Posted by Ken_Carpenter on 16 Nov 2007 at 02:37 GMT

I am extremely pleased to see this much awaited paper finally published, especially in an open access journal. The article discusses what can only be described as a truly weird skull. To call Nigersaurus a "cow of the Mesozoic" is accurate since its broad muzzle is clearly an adaptation for cropping low vegetation near the ground.

Kenneth Carpenter, Ph.D.
Curator of Vertebrate Paleontology
Denver Museum of Nature & Science


RE: Cretaceous "cow"

Dinosaur1 replied to Ken_Carpenter on 30 Apr 2008 at 08:00 GMT

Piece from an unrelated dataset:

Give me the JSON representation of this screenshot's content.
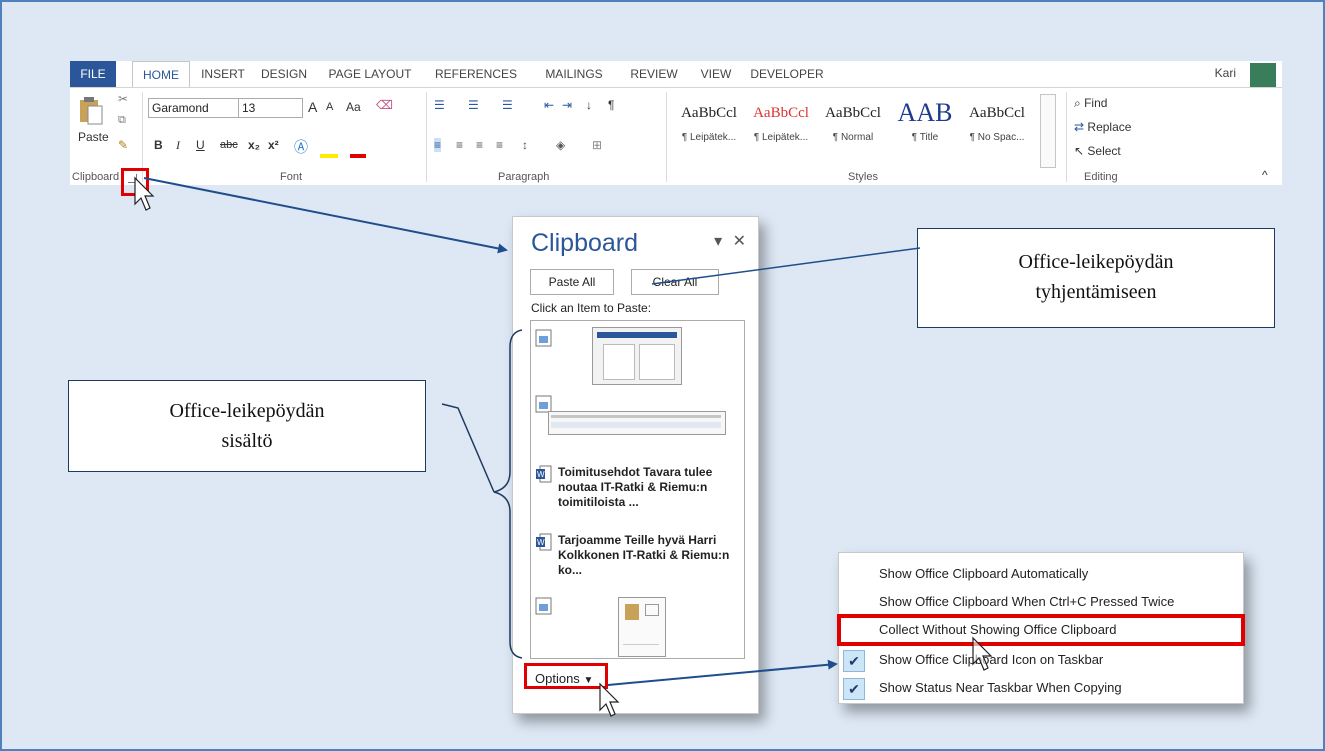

Thanks for the comments. The structure of the muzzle and the clues to head orientation from the inner ear do suggest ground-level foraging----something we have tended to overlook given the fixation that such "bottom" feeding is for grass during the Cenozoic.
It alsso generated a little heat from those who prefer reconstructing feeding function as an envelope, based on the maximum swing of a headless neck. Attacching the skull, I think, is a good idea.